was prejudiced because the codefendant was being tried on seven indictments while the defendant was only being tried on two, or because the codefendant's defense of entrapment permitted the prosecution to introduce evidence of other investigations and crimes of the codefendant, are claims which were known to the defendant before trial or, at the latest, after the opening statements of counsel.

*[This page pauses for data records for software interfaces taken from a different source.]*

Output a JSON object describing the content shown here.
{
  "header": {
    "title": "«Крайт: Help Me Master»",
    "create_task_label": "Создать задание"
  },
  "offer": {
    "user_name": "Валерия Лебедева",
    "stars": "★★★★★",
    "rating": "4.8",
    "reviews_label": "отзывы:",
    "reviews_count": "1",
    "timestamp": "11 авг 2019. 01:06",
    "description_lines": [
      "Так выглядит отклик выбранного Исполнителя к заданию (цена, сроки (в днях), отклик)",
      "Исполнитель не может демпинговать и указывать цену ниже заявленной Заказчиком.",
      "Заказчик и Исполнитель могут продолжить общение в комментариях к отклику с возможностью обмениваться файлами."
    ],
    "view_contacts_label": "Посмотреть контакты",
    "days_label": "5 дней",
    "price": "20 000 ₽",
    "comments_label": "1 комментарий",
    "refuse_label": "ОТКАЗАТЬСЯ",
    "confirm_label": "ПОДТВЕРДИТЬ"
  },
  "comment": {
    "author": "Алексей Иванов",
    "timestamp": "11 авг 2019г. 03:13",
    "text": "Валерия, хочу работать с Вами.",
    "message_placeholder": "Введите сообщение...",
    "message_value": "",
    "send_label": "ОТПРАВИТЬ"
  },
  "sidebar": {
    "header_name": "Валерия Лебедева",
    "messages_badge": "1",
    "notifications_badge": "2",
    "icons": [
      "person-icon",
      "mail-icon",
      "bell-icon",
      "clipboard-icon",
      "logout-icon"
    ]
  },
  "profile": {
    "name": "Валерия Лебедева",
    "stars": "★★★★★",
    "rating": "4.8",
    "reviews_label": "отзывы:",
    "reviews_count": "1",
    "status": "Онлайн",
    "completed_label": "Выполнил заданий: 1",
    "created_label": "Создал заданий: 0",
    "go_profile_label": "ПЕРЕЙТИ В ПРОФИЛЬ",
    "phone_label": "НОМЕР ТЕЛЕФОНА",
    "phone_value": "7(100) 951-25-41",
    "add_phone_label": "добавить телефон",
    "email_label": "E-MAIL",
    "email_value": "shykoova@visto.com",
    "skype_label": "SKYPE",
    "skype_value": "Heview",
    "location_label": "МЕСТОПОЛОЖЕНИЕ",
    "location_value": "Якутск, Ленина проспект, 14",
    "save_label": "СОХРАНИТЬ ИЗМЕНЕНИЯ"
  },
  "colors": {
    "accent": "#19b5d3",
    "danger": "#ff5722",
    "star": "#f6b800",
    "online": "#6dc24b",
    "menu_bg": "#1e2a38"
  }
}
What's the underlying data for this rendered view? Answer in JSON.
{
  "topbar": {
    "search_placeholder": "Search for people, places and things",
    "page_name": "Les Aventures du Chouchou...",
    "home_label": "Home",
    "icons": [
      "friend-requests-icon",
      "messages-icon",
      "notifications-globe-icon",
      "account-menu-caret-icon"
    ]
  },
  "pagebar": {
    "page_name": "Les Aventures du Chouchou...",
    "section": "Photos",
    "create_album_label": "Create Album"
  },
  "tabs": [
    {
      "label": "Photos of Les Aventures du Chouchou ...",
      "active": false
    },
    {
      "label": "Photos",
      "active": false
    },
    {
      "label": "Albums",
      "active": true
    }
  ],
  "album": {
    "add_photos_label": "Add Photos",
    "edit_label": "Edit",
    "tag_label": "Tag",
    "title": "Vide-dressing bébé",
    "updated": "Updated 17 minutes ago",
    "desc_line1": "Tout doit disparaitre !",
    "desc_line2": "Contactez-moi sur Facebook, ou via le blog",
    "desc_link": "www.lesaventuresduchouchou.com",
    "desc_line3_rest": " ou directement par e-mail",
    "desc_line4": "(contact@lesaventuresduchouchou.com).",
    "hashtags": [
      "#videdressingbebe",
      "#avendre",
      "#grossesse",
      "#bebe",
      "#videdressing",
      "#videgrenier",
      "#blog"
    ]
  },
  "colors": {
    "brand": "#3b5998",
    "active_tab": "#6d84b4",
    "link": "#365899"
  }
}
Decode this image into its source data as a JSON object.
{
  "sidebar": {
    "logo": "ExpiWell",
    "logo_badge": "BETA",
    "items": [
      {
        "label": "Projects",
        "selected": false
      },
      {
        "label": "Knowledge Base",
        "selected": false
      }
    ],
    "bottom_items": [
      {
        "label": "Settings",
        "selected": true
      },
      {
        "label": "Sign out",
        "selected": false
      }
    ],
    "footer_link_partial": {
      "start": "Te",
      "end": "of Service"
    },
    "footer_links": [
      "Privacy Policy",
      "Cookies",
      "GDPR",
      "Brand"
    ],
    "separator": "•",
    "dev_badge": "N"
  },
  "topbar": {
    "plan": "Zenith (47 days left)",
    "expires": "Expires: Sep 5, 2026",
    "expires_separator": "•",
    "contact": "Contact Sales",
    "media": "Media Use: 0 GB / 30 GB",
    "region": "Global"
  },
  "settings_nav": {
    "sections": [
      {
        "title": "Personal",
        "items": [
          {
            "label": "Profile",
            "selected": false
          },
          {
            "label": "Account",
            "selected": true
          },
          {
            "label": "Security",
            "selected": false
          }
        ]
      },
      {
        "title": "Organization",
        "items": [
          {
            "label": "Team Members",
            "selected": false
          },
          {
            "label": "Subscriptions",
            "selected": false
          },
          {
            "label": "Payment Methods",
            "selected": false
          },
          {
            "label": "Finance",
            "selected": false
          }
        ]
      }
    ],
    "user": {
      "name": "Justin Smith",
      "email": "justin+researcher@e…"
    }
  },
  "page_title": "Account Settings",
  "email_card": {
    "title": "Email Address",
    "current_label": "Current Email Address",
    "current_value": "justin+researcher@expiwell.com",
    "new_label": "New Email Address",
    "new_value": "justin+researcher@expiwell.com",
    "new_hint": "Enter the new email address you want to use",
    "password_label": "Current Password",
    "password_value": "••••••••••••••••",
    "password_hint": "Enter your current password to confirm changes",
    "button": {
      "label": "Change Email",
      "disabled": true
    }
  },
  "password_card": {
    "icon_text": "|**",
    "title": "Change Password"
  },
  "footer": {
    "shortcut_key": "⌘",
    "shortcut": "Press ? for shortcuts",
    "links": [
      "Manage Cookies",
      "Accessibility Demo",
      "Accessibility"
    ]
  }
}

The failure seasonably to move to sever provides sufficient ground, in itself, for the judge's denial of the defendant's several motions. See Mass.R.Crim.P. 9(d)(2), 378 Mass. 860 (1979), and Reporters' Notes thereto, Mass. Ann. Laws, Rules of Criminal Procedure at 433-434 (1980); Commonwealth v. DiPietro, 373 Mass. 369 , 387-388 (1977); Commonwealth v. Jackson, 391 Mass. 749 , 759 (1984). It also supports the Commonwealth's suggestion that the defendant's initial strategy was "to ride on the coattails" of the codefendant's entrapment theory. Indeed, some of the defendant's requests for instructions focused on this defense. A change in tactics in the course of trial does not permit unseasonable motions for severance. In any event, neither a showing of differences in trial strategies between the two defendants, see Commonwealth v. Moran, 387 Mass. at 658-659; Commonwealth v. Miller, 17 Mass. App. Ct. 991 , 992 (1984), nor a showing that the case against the codefendant was stronger, see Commonwealth v. DiBlasio, 17 Mass. App. Ct. 1008 , 1009 (1984), nor any other claim made here is sufficient for us to conclude that the trial judge abused his discretion in denying the motions for severance. See also Commonwealth v. Dickerson, 17 Mass. App. Ct. 960 (1983), and cases cited.
The denial of the defendant's additional motion for severance, made orally after the admission of previously undisclosed testimony which the defendant claimed was prejudicial, was correct for the reasons stated in Commonwealth v. Costello, 392 Mass. 393 , 398 (1984). The defendant neither showed how his case was prejudiced nor demonstrated how the granting of a new trial would substantially remedy such prejudice. Ibid. There was also no error in the admission of the testimony.
Each of the defendant's rambling contentions concerning the judge's instructions fails for one or more of the following reasons. The argument that the judge failed to give a limiting instruction is raised for the first time on appeal. Commonwealth v. Bongarzone, 390 Mass. at 346. One of the claims ignores the instruction actually given ("no inferences of guilt can be drawn from the fact the defendant did not testify"). The judge's reference to "testimony induced by defense counsel" was unlikely to be misinterpreted by the jury as applying to the defendant, rather than to the codefendant, when viewed in the context of the entire trial.
[Note 1] Confessions, such as the one involved in Bruton, made after the termination of a joint venture or conspiracy "are not admissible, as matter of State law." Commonwealth v. Bongarzone, 390 Mass. 326 , 340 n.11 (1983).